#### [EXCERPTED RECORDS]
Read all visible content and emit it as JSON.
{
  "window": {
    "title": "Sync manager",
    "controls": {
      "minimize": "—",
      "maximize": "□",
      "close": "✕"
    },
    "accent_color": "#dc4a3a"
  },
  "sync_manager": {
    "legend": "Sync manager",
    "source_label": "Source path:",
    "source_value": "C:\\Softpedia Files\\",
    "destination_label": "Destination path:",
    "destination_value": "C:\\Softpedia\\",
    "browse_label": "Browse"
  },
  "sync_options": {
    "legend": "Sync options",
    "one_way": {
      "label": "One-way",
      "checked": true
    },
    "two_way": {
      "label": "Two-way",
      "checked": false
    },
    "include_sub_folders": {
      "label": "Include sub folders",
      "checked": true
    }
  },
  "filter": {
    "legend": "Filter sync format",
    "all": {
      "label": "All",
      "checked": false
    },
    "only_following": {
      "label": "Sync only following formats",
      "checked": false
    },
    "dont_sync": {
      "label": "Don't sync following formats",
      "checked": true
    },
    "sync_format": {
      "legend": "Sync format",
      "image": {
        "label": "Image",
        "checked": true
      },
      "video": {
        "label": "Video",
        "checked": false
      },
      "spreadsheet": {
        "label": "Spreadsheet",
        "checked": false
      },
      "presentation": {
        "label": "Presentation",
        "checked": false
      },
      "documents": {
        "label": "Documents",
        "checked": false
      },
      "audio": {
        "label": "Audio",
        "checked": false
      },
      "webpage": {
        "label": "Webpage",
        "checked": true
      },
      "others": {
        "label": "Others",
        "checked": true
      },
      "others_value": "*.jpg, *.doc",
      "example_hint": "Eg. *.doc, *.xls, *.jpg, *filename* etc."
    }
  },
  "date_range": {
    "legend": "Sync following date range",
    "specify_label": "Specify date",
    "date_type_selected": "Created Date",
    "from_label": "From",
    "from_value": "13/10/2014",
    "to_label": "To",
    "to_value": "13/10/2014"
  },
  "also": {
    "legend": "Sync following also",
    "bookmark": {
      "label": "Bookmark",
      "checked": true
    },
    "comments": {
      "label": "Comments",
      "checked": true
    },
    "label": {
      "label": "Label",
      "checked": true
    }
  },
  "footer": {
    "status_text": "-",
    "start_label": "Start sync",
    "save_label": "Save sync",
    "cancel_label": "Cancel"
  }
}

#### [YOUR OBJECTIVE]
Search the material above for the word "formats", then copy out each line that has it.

#### [OUTPUT]
      "label": "Sync only following formats",
      "label": "Don't sync following formats",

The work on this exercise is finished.